However, the number of rows is not the only thing to consider when deciding between a container forklift and a reach stacker. If you frequently move containers to stack other containers below or behind it: this is a process known in handling businesses as “lifting dead loads.” In this case, a forklift reach stacker will slow down your activity. Instead, a container forklift will help you get the job done faster and more efficiently. On the other hand, a container handler requires less handling time to transfer a container and allows for faster re-stacking.
Reach stackers and container handlers also differ when it comes to load capacity. Reach stackers vary in capacity but most of them are required to have a 3.85 meter load center in the second row of boxes. However, since there is less than 14 cm of clearance between the reach stacker and the cargo containers, it is recommended to adopt a 4.25 meter load center for the second row of stackers instead.

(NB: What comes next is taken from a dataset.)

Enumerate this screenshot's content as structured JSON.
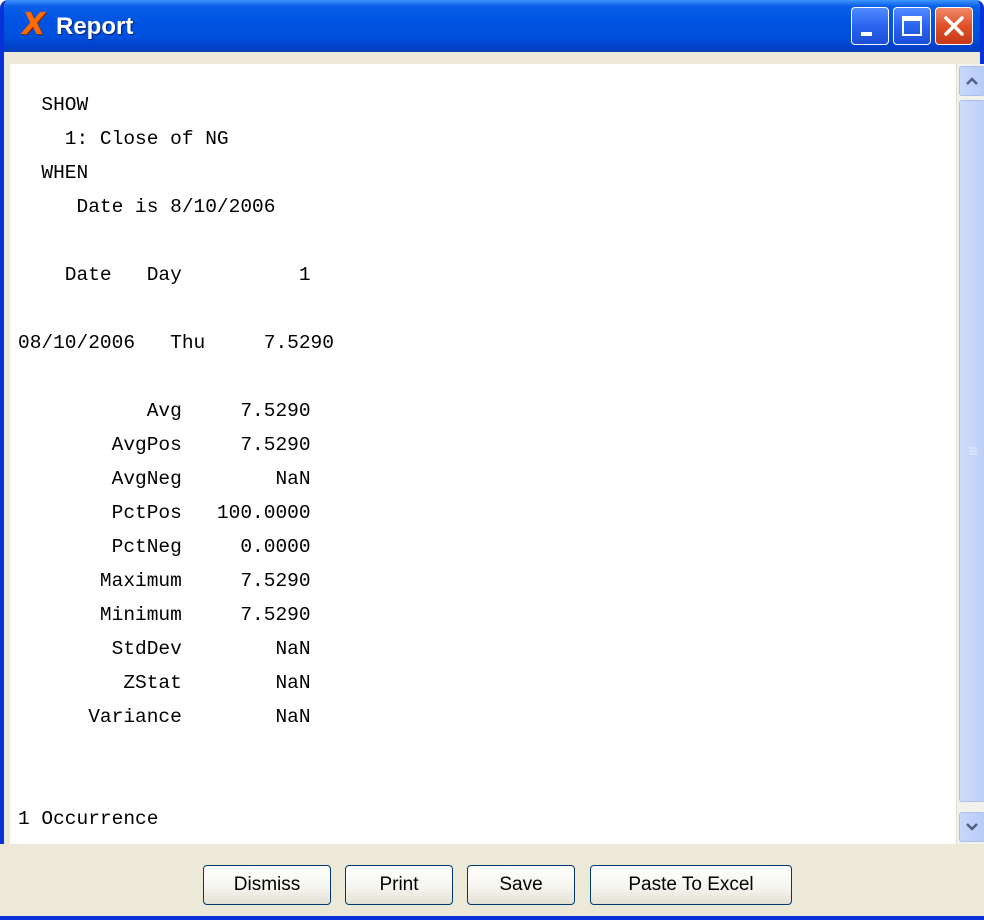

Remember, though, that this reduces lifting capacity.
Most container handlers are specified to have a 1.2 meter load center, although it is recommended to adopt a 1.6 meter load center so that it can reach the load object and rotate it.